### Stored items
+ + + + +

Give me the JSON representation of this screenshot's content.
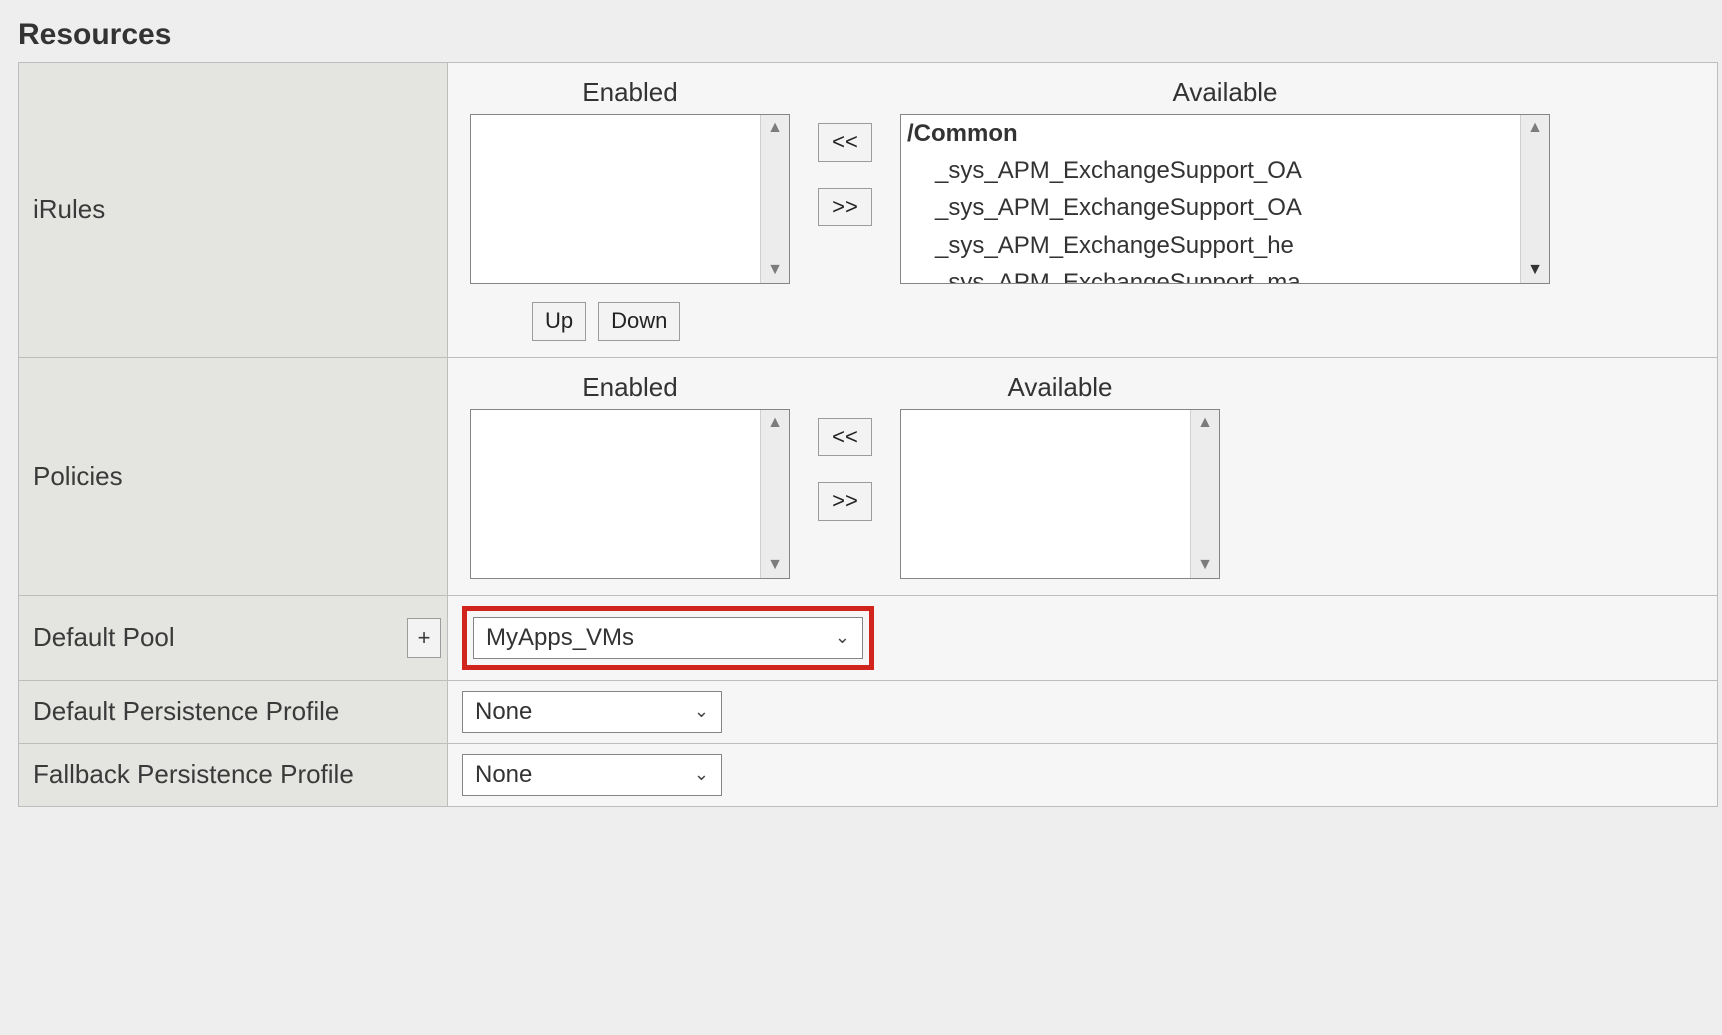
{
  "section_title": "Resources",
  "labels": {
    "enabled": "Enabled",
    "available": "Available"
  },
  "buttons": {
    "move_left": "<<",
    "move_right": ">>",
    "up": "Up",
    "down": "Down",
    "plus": "+"
  },
  "rows": {
    "irules": {
      "label": "iRules",
      "enabled_items": [],
      "available_group": "/Common",
      "available_items": [
        "_sys_APM_ExchangeSupport_OA",
        "_sys_APM_ExchangeSupport_OA",
        "_sys_APM_ExchangeSupport_he",
        "_sys_APM_ExchangeSupport_ma"
      ]
    },
    "policies": {
      "label": "Policies",
      "enabled_items": [],
      "available_items": []
    },
    "default_pool": {
      "label": "Default Pool",
      "value": "MyApps_VMs"
    },
    "default_persistence": {
      "label": "Default Persistence Profile",
      "value": "None"
    },
    "fallback_persistence": {
      "label": "Fallback Persistence Profile",
      "value": "None"
    }
  }
}
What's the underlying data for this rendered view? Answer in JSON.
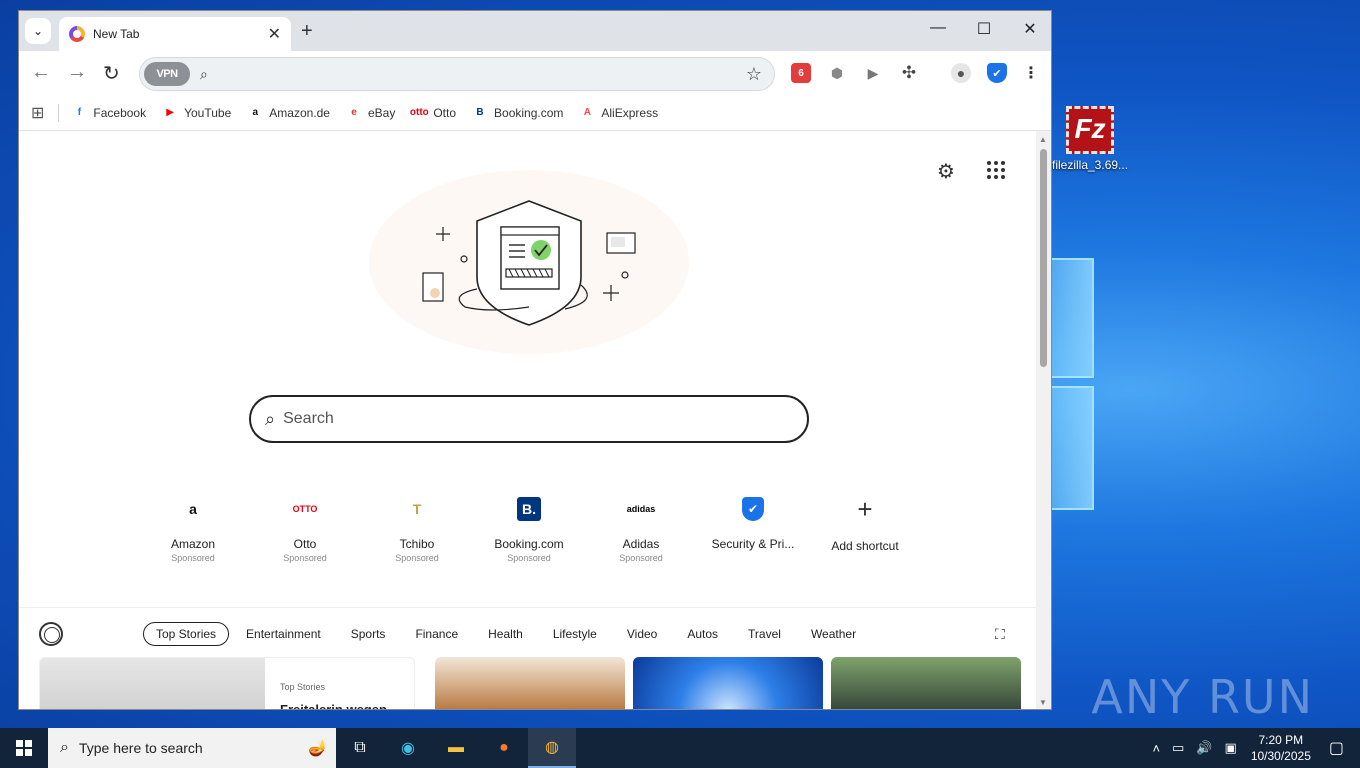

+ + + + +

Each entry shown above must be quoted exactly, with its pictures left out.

### RESULT OF THIS TASK
Give me the JSON representation of this screenshot's content.
{
  "section_title": "Resources",
  "labels": {
    "enabled": "Enabled",
    "available": "Available"
  },
  "buttons": {
    "move_left": "<<",
    "move_right": ">>",
    "up": "Up",
    "down": "Down",
    "plus": "+"
  },
  "rows": {
    "irules": {
      "label": "iRules",
      "enabled_items": [],
      "available_group": "/Common",
      "available_items": [
        "_sys_APM_ExchangeSupport_OA",
        "_sys_APM_ExchangeSupport_OA",
        "_sys_APM_ExchangeSupport_he",
        "_sys_APM_ExchangeSupport_ma"
      ]
    },
    "policies": {
      "label": "Policies",
      "enabled_items": [],
      "available_items": []
    },
    "default_pool": {
      "label": "Default Pool",
      "value": "MyApps_VMs"
    },
    "default_persistence": {
      "label": "Default Persistence Profile",
      "value": "None"
    },
    "fallback_persistence": {
      "label": "Fallback Persistence Profile",
      "value": "None"
    }
  }
}
What's the underlying data for this rendered view? Answer in JSON.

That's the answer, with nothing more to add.